“Go Black, Go Green: Protecting Our Communities, Saving Our Planet” is in the outside showcase. Showing how the African-American community deals with such vital topics as conservation and recycling, the display highlights Black environmental heroes from George Washington Carver to Nobel Peace Prize winner Dr. Wangari Muta Maathai. Part of the exhibit focuses on the Central Brooklyn Project Green initiative. Faculty members from the African-American Studies Department mounted this colorful display.

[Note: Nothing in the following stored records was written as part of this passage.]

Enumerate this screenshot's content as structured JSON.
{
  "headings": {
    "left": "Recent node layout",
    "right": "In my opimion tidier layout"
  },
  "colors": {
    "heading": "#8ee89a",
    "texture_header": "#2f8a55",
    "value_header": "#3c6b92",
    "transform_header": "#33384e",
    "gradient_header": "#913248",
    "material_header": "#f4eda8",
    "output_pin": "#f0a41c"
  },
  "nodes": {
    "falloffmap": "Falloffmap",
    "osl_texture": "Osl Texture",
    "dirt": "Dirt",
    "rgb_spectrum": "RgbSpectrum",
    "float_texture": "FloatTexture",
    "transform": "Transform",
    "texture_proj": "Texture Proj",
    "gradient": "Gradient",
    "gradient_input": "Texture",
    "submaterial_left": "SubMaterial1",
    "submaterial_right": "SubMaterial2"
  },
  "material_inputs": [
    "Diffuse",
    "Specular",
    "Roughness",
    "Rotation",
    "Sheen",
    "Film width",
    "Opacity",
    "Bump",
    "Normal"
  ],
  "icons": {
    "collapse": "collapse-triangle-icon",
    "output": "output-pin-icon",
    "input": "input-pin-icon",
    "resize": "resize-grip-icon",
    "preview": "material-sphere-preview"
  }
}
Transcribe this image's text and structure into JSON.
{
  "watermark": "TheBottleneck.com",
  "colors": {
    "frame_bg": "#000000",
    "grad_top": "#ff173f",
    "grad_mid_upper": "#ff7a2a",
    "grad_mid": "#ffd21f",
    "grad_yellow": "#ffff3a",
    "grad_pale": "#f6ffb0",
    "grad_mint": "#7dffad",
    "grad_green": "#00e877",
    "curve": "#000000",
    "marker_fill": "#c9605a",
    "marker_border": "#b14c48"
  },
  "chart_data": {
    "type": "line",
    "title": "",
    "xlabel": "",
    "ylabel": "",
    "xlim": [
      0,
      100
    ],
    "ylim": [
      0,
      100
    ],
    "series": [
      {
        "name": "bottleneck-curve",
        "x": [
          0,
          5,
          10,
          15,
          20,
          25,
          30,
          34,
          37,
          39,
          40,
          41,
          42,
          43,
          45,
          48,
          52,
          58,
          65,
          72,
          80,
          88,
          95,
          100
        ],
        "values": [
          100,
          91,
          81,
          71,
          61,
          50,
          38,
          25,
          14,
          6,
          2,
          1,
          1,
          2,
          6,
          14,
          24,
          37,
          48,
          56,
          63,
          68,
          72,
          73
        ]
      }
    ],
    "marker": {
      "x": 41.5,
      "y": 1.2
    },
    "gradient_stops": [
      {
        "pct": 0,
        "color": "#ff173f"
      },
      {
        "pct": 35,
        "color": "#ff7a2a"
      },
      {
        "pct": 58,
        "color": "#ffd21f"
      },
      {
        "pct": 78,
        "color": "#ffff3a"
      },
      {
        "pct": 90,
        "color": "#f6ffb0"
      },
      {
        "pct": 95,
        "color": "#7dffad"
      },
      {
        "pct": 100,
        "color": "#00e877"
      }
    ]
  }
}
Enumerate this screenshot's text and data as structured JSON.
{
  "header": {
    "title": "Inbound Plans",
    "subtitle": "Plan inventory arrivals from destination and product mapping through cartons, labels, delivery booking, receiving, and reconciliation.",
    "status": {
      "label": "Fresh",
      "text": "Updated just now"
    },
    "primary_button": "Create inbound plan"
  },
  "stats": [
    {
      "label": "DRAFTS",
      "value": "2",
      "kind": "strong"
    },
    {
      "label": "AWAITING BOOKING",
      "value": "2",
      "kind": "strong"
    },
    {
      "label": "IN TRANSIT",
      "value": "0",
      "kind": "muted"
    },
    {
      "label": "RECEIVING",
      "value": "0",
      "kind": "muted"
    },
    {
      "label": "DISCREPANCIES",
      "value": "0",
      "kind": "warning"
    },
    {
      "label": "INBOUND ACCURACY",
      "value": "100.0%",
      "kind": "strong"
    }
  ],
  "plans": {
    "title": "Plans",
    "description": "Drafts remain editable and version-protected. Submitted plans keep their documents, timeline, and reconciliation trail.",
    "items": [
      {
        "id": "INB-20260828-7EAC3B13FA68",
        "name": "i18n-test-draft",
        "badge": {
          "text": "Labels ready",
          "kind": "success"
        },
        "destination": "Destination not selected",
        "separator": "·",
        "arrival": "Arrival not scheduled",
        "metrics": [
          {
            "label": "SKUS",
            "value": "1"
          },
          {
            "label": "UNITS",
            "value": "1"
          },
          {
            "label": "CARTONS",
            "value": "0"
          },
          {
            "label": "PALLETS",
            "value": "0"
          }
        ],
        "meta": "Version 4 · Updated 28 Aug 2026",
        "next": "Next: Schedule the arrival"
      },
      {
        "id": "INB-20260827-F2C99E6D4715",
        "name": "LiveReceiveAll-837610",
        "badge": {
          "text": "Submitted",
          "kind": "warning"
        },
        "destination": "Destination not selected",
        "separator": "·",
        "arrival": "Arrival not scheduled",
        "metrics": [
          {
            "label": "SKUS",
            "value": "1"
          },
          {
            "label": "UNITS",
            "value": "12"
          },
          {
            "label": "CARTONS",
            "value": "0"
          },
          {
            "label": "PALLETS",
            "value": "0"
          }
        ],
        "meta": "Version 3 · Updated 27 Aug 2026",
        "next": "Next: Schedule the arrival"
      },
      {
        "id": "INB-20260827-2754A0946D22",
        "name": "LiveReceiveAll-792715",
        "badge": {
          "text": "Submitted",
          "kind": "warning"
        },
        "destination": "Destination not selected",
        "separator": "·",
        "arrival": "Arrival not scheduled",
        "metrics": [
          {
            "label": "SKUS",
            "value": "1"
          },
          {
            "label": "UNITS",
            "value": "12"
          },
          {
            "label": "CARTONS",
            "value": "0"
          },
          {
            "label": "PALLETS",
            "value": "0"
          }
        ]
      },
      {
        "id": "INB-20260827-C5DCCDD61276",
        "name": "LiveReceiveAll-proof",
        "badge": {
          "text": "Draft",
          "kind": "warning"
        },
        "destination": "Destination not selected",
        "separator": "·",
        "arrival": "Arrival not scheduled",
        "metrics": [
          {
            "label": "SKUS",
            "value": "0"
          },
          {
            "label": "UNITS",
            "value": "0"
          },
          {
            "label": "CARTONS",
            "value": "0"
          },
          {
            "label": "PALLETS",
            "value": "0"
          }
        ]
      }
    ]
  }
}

The interior exhibit cases present the “Third Annual Quilting Project”. These are student final presentations from the Black Women in Literature course (AFR 2250), taught by Prof. Marta Effinger-Crichlow. The course highlights women’s narratives. Prof. Effinger-Crichlow mounted these vivid quilts.
Finally, another inside exhibit case features “Blacks in the House”, with photographs of African-Americans who are serving in the Obama administration as cabinet secretaries, advisers and members of Congress. This exhibit was mounted by Mr. Al Vargas.
These exhibits will be on display during the entire month of February. They can be viewed when the Library is open: Mondays-Thursdays (9:00 a.m.-10:00 p.m.), Fridays (9:00 a.m.-7:00 p.m.), and Saturdays (10:00 a.m.-4:00 p.m.). For further information please contact Prof. Morris Hounion, Exhibits coordinator (email@example.com ).
The Ursula C. Schwerin Library at New York City College of Technology will host an exhibit in its showcase windows of Lionel trains from the collections of Professors Nicholas Manos, Restorative Dentistry, and Robert Russo, Vision Care Technology, from December 9, 2008, through January 31, 2009, 300 Jay Street (at Tillary), Atrium 4th Floor, Downtown Brooklyn. The exhibit is free and accessible to the public Mondays through Saturday, 10 a.m. to 6 p.m., when College is open.
A resident of Manhattan, originally from Montreal, Canada, Kitai has been photographing the world for more than 20 years. The exhibit depicts, says Kitai, “timelessness in the ancient land of Israel and fleeting impressions of ineffable beauty from the gardens of Claude Monet. Both settings speak to the paradox of the timelessness and evanescence of land, nature and history.” The interplay of shadow and light, sharp clear images and hidden, secret area of haze and mist,” adds Kitai, who is an adjunct assistant professor of English at the college, ” frame some of the most beautiful and precious existences on our planet, some created by the hand of man and some by the Divine, giving one a glimpse into the infinite.”
November 10 through December 6, 2008
Mondays through Saturdays (when College is open)
New York City College of Technology
Ursula C. Schwerin Library
Atrium 4th Floor
300 Jay Street (at Tillary)
For information on exhibit hours, contact Library Professor Morris Hounion at 718.260.5491 or firstname.lastname@example.org.